Either way, if her eggs are fortunate enough to survive, she can look forward to caring for the young for a few weeks, catching food for them from the web and mashing it up so their adorable little mouthparts don’t get damaged. During this time, the young are completely dependent on their mother, but as they get older, they venture out onto the web themselves to harvest their own prey.
Meanwhile, the mother undergoes major changes. Her digestive organs begin to degrade, and ultimately disintegrate as she stops feeding herself (Salomon et al. 2015). By the time her young are ready to leave the nest, her internal organs have begun to liquefy. It is time for one last gift to her offspring: her body. The spiderlings, which she protected from infanticidal males, carefully incubated as eggs, and offered her own food as tiny spiders, now eat their mother as their last meal before leaving the web and heading out into the world (Salomon et al. 2005).
Why does she do this? Believe it or not, it is to her genetic advantage to give her life to ensure her progeny’s survival. The world is a harsh place for spiders, and not only are her chances of successfully raising a second clutch next to nothing, but each of her spiderlings has at best a meager chance of survival. Offering her own body gives them the best possible head start in life, and ensures that at least a few of them will be able to grow, mate, and raise young themselves.

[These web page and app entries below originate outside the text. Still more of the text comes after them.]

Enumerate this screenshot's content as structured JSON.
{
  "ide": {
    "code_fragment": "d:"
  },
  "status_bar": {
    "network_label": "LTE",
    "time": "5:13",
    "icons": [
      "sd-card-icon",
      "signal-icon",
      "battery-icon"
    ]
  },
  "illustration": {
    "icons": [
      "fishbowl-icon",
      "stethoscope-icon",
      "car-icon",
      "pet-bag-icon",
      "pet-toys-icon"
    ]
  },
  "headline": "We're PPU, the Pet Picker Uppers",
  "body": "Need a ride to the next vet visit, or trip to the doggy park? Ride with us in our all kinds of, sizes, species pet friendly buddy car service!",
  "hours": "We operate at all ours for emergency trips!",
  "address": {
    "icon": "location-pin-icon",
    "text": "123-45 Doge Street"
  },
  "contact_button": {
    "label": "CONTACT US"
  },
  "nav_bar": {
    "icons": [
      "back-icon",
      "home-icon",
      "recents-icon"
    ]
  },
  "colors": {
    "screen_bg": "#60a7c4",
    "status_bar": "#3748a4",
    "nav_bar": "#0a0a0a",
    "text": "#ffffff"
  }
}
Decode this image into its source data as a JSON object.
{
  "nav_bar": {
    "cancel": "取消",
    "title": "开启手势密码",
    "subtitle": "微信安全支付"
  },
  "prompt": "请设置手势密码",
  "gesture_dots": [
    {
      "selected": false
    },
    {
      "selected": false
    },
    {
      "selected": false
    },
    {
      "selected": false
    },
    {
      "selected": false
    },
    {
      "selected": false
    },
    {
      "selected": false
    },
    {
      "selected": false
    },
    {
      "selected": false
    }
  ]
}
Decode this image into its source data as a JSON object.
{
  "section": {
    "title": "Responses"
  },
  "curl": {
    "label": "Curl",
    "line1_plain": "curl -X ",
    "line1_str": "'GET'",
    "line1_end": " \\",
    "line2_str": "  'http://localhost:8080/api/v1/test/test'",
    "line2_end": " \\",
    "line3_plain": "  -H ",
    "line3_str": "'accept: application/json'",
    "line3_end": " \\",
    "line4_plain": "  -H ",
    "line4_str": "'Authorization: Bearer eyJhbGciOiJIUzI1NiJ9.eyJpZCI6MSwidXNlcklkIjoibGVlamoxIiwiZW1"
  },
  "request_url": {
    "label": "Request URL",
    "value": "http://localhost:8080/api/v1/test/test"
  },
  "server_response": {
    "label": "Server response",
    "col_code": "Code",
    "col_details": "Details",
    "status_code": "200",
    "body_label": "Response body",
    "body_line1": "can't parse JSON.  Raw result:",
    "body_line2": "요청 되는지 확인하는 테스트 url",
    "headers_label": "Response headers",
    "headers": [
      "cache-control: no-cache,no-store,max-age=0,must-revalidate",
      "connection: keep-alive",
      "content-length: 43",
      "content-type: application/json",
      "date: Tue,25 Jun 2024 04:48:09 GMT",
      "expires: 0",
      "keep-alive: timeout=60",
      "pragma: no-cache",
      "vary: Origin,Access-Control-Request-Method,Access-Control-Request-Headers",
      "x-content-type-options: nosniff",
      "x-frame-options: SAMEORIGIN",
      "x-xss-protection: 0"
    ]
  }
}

Maklakov, A.A., T. Bilde, and Y. Lubin. 2005. Sexual conflict in the wild: Elevated mating rate reduces female lifetime reproductive success. The American Naturalist 165(S5): S38-S45.
Salomon, M., E.D. Aflalo, M. Coll, and Y. Lubin. 2015. Dramatic histological changes preceding suicidal maternal care in the subsocial spider Stegodyphus lineatus (Araneae: Eresidae). Journal of Arachnology 43(1): 77-85.
Salomon, M., J. Schneider, and Y. Lubin. 2005. Maternal investment in a spider with suicidal maternal care, Stegodyphus lineatus (Araneae, Eresidae). Oikos 109(3): 614-622.
Schneider, J.M. 1999. Delayed oviposition: A female strategy to counter infanticide by males? Behavioral Ecology 10(5): 567-571.
Schneider, J.M. and Y. Lubin. 1997. Infanticide by males in a spider with suicidal maternal care, Stegodyphus lineatus (Eresidae). Animal Behavior 54: 305-312.